■ **Dataset entries**
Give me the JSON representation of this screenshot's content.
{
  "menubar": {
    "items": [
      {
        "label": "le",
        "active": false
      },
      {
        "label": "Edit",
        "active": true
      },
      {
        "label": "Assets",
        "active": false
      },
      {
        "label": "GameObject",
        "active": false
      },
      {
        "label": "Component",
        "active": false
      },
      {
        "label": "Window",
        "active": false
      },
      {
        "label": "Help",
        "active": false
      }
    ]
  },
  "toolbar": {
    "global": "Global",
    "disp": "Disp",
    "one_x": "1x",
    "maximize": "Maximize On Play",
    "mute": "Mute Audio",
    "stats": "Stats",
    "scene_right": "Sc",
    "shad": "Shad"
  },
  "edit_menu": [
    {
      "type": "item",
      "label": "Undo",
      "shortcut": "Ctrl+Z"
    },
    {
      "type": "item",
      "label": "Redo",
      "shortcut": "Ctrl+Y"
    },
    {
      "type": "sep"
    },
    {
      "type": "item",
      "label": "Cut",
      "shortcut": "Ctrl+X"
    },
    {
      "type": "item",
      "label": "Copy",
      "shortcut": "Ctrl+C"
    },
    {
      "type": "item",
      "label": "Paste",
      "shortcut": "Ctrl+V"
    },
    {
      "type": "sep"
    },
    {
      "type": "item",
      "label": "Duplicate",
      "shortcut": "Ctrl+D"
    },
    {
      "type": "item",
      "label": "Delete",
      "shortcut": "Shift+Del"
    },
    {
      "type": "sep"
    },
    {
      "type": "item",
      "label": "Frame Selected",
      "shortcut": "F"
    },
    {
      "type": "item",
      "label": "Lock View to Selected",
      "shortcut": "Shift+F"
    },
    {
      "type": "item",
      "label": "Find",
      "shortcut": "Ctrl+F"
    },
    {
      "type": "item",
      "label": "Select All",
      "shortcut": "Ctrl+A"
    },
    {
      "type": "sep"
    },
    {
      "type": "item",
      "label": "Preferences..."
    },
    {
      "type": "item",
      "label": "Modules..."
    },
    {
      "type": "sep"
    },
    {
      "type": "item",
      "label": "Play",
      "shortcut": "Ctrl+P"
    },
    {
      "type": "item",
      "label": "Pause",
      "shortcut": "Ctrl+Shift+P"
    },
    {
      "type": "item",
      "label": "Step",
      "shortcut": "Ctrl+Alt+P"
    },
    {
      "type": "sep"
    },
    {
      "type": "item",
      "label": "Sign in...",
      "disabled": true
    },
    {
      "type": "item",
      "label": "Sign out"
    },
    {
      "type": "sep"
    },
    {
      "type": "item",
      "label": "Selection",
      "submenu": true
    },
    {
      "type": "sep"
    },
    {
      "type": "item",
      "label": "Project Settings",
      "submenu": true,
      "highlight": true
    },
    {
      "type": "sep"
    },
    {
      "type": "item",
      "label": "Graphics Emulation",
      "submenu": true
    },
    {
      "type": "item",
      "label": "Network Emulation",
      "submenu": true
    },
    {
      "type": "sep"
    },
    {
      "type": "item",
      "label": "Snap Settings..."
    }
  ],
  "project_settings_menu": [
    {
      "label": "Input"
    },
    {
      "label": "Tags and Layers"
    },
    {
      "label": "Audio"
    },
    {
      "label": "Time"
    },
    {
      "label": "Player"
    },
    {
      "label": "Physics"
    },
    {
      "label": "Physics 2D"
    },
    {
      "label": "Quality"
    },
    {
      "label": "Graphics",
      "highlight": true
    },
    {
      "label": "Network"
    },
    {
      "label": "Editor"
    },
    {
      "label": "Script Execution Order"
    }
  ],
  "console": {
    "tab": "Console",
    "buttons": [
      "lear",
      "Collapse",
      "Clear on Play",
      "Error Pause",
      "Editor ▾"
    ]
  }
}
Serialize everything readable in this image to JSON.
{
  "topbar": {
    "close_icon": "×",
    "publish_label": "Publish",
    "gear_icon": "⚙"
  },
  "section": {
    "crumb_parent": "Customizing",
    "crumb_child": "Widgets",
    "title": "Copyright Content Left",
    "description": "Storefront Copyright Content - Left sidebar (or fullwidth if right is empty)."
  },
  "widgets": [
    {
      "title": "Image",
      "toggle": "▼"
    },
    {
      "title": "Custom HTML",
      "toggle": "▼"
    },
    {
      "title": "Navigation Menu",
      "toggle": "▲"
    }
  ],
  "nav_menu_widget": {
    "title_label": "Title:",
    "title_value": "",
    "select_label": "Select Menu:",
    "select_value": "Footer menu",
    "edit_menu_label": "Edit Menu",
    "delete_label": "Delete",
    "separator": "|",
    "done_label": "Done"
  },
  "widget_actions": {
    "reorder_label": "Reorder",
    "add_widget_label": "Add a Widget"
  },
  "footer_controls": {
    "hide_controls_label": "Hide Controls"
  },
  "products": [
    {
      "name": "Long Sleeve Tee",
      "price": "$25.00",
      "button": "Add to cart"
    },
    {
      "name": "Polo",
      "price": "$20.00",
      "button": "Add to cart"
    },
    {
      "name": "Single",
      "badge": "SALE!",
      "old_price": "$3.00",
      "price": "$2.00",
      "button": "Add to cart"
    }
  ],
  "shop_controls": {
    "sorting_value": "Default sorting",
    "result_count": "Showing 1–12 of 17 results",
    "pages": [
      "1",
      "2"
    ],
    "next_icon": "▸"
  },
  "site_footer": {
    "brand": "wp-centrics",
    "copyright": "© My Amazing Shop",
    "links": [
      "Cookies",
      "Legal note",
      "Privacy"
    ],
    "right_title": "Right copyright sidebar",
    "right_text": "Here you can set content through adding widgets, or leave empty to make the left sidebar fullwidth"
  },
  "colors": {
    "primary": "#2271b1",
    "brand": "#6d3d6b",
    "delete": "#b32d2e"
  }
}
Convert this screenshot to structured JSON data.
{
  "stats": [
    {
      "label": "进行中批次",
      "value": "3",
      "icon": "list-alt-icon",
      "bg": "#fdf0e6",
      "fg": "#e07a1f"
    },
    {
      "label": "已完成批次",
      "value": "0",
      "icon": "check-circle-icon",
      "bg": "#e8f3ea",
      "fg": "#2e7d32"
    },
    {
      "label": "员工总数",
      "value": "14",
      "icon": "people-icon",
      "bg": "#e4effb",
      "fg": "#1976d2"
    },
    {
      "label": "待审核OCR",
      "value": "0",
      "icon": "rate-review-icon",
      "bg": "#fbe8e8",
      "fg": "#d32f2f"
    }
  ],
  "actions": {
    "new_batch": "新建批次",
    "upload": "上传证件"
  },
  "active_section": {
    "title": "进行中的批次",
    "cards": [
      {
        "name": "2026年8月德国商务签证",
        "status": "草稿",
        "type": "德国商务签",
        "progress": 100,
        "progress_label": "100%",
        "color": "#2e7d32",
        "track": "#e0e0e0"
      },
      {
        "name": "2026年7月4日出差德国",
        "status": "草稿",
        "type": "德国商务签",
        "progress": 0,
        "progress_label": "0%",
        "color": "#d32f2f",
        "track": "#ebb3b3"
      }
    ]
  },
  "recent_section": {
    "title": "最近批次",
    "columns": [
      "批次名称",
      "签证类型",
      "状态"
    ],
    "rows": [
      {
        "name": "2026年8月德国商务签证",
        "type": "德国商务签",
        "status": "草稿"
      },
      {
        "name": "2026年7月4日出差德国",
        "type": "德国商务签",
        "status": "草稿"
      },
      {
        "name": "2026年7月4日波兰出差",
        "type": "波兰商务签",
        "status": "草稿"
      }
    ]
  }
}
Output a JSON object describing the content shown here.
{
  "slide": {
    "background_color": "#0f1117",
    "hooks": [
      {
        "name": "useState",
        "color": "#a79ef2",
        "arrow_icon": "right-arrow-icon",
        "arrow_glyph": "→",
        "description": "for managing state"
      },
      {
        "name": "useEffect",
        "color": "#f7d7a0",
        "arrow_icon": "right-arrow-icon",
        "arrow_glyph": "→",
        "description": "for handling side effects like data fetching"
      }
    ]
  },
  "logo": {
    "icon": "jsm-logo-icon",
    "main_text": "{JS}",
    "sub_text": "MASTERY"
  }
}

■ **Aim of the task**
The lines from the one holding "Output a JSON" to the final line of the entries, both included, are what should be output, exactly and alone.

■ **Worked solution**
Output a JSON object describing the content shown here.
{
  "slide": {
    "background_color": "#0f1117",
    "hooks": [
      {
        "name": "useState",
        "color": "#a79ef2",
        "arrow_icon": "right-arrow-icon",
        "arrow_glyph": "→",
        "description": "for managing state"
      },
      {
        "name": "useEffect",
        "color": "#f7d7a0",
        "arrow_icon": "right-arrow-icon",
        "arrow_glyph": "→",
        "description": "for handling side effects like data fetching"
      }
    ]
  },
  "logo": {
    "icon": "jsm-logo-icon",
    "main_text": "{JS}",
    "sub_text": "MASTERY"
  }
}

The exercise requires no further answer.